*** Information supplied Section Begins ***

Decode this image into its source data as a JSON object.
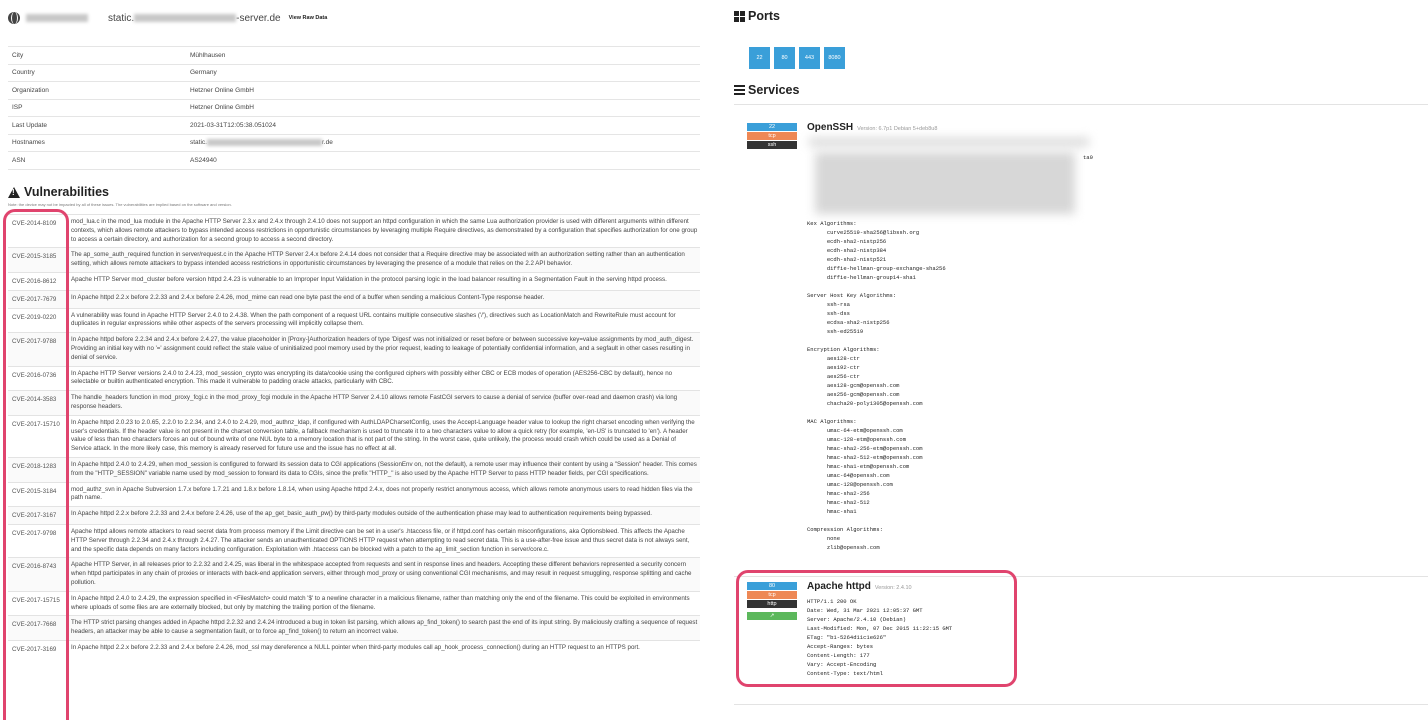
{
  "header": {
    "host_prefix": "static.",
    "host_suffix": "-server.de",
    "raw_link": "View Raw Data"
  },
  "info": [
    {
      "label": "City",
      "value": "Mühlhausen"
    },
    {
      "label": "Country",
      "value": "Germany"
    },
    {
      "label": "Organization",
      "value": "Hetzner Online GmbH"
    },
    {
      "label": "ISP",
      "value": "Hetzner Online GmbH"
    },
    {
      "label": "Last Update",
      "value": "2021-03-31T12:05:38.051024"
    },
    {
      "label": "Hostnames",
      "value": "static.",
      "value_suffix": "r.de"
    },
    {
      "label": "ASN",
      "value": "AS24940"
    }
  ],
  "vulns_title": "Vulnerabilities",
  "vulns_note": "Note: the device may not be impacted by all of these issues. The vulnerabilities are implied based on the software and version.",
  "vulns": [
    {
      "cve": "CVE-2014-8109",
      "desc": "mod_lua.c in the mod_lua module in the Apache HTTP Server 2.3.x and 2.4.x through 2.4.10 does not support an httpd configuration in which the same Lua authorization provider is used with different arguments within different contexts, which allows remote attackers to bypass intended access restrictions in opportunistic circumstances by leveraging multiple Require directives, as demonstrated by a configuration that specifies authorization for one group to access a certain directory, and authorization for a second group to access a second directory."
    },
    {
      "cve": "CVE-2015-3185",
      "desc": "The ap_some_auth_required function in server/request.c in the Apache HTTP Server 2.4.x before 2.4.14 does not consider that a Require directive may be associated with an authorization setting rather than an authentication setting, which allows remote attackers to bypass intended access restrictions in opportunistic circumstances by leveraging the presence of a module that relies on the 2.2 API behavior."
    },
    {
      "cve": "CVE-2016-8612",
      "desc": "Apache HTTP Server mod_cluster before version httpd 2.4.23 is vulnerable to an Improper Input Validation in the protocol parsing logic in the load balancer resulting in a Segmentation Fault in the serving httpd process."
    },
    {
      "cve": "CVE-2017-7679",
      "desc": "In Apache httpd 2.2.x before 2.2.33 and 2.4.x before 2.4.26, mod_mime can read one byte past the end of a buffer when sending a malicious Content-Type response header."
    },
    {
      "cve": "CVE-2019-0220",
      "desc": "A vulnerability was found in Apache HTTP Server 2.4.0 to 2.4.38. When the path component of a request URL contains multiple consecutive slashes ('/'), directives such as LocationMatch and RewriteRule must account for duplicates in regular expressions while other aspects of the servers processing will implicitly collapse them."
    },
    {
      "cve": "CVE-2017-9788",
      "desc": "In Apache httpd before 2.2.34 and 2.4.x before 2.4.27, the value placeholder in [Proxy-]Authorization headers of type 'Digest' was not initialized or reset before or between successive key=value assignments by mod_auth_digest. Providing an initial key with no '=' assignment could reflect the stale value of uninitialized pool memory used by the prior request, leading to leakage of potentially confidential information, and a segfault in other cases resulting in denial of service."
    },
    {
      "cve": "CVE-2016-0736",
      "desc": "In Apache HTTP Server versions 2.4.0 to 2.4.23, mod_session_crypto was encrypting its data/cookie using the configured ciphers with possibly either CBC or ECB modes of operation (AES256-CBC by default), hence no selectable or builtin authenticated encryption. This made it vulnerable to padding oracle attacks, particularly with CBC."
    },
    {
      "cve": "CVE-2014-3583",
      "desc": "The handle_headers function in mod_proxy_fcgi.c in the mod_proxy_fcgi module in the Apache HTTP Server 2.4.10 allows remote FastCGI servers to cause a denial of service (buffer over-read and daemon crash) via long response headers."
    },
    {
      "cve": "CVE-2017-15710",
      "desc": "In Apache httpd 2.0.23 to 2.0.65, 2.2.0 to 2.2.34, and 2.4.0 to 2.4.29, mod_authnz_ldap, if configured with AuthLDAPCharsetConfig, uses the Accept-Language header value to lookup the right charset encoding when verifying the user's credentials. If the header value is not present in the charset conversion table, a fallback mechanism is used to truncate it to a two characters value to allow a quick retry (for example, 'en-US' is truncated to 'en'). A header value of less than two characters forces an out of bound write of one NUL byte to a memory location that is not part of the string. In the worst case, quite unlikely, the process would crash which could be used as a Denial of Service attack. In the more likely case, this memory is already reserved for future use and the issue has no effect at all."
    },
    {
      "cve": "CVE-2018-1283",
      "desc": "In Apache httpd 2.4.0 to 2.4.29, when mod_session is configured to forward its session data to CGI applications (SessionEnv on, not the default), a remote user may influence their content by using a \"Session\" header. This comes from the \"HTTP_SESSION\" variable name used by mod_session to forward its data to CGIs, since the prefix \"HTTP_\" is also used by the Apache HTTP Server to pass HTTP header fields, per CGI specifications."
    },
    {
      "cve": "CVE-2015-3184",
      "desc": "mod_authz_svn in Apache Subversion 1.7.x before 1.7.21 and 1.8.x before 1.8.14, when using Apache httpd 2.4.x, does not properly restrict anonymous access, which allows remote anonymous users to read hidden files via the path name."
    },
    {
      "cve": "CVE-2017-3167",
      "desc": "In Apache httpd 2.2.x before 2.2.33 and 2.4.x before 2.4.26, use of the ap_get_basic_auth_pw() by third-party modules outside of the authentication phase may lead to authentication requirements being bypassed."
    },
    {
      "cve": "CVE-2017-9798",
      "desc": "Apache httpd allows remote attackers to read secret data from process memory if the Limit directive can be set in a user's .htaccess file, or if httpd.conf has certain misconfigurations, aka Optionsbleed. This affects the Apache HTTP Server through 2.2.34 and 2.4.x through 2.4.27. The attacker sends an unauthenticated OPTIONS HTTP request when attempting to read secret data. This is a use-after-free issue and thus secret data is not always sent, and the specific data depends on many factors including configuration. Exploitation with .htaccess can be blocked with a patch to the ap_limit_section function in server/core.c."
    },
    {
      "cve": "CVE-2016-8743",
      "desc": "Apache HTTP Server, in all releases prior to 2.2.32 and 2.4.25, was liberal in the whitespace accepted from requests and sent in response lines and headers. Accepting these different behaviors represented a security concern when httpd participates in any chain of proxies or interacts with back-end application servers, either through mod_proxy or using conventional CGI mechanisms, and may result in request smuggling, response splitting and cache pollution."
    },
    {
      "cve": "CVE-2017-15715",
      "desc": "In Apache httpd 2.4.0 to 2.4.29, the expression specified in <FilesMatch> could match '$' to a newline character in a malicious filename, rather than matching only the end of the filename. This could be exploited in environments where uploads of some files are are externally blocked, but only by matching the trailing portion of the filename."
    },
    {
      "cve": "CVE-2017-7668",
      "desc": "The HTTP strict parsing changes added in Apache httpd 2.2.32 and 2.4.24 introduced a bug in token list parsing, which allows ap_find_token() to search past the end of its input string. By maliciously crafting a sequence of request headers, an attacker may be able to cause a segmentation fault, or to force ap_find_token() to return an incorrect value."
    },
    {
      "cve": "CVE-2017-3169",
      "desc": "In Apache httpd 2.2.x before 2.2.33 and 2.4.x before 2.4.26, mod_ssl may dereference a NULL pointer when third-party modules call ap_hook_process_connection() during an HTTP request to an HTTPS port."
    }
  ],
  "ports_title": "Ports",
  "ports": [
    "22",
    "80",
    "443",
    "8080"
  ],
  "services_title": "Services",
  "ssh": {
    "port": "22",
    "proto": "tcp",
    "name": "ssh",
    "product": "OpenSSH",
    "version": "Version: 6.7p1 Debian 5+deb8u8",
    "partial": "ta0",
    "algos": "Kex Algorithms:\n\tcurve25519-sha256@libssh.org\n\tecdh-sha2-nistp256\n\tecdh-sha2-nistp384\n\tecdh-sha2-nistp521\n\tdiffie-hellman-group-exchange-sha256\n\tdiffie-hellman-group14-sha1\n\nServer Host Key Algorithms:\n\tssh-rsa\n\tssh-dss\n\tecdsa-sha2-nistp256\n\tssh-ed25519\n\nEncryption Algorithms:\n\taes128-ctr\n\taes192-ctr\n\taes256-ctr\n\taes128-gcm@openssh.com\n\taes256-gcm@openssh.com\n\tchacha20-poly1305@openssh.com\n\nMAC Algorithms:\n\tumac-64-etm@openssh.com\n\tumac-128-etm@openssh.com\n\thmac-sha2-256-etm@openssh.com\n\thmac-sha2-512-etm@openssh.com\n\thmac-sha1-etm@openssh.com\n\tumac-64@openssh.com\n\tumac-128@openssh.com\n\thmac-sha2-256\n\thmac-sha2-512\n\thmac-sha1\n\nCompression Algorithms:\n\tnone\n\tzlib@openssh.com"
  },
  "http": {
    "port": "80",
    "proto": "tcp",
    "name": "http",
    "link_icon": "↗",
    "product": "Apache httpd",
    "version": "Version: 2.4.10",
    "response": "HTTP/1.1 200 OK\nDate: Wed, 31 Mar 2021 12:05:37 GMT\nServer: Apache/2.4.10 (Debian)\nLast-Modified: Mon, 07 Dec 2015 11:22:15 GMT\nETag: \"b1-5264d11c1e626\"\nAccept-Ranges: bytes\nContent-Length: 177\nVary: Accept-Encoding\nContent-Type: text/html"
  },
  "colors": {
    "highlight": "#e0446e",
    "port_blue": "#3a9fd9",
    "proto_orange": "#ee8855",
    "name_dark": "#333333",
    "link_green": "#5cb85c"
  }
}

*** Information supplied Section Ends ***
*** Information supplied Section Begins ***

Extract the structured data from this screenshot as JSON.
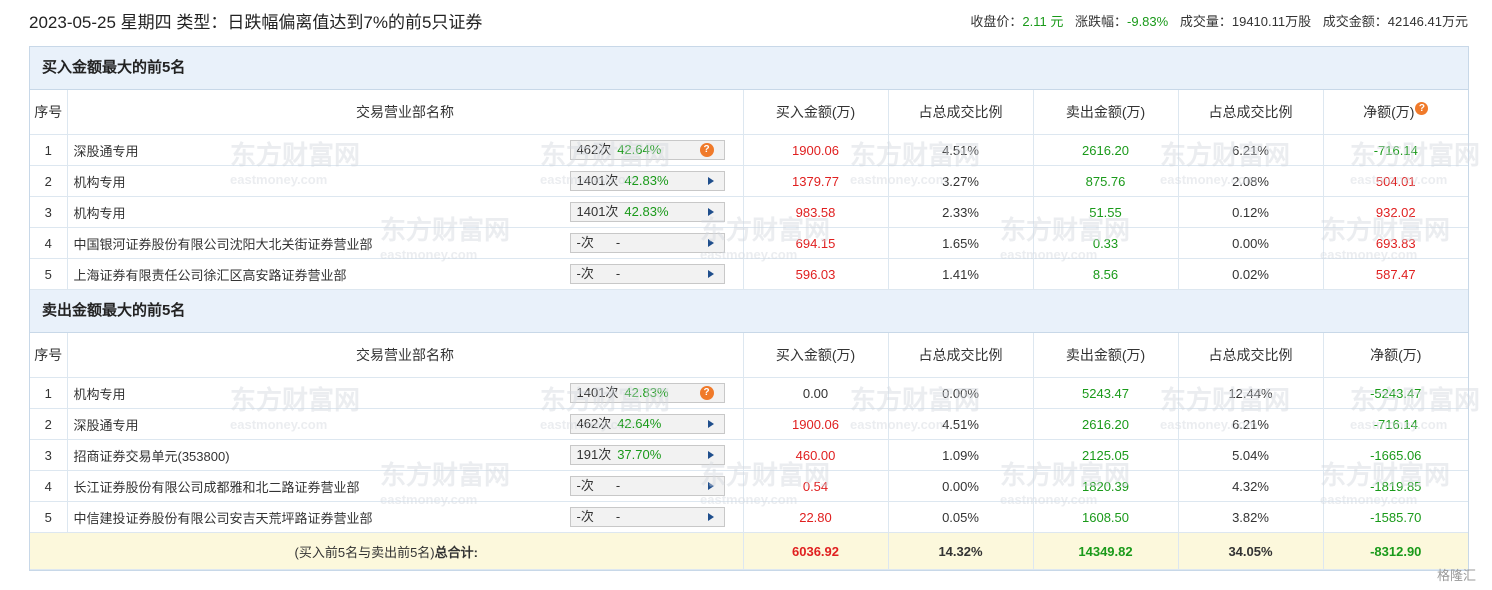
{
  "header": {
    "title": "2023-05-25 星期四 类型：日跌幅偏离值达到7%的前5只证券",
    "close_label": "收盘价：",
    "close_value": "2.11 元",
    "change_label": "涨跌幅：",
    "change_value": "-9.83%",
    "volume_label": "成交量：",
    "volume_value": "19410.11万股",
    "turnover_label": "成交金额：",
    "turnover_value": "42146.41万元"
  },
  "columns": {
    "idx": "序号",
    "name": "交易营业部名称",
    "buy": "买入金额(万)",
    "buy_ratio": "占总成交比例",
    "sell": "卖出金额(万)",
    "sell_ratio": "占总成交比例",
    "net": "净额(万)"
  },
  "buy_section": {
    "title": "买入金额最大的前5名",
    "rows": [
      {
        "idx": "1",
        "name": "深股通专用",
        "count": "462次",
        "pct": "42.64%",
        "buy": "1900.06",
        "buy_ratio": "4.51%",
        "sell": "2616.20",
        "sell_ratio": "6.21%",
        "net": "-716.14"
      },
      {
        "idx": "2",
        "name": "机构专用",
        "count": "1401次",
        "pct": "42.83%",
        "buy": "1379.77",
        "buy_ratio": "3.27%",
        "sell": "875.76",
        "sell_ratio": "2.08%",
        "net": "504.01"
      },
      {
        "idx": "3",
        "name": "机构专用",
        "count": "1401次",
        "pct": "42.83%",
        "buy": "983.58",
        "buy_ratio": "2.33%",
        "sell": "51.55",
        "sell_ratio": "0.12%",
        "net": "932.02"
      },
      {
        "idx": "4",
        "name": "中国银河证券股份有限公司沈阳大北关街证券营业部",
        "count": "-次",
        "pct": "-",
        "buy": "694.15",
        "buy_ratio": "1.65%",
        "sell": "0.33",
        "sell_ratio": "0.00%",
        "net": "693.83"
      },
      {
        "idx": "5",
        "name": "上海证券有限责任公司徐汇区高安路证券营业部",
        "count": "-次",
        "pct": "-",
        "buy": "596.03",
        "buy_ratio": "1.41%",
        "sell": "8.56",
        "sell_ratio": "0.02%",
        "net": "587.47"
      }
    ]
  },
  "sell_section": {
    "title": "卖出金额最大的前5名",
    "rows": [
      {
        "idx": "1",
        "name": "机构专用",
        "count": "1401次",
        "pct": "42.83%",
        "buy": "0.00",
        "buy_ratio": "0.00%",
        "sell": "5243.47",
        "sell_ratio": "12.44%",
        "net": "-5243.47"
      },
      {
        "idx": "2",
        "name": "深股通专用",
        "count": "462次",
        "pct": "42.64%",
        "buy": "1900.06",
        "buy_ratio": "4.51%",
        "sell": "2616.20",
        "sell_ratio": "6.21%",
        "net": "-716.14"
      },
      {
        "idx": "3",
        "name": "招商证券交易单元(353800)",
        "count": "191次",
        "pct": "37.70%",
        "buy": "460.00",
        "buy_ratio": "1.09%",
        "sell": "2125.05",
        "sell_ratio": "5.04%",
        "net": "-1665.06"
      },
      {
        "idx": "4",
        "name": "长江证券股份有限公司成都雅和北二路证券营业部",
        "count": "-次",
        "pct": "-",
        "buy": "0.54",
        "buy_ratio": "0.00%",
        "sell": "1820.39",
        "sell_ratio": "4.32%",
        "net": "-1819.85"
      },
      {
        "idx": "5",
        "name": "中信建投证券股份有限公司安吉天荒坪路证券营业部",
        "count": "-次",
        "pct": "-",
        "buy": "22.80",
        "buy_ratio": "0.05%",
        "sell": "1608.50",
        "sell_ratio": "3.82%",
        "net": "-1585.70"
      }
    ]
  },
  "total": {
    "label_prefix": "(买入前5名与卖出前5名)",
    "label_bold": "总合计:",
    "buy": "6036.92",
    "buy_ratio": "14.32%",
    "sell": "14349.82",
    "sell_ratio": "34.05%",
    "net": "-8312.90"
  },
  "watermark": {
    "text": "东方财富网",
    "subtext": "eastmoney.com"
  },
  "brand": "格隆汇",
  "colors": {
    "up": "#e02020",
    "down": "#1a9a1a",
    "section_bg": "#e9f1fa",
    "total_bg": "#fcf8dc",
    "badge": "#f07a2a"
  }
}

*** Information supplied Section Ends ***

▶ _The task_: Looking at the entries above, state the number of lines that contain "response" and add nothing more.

▶ _Problem solution_: 4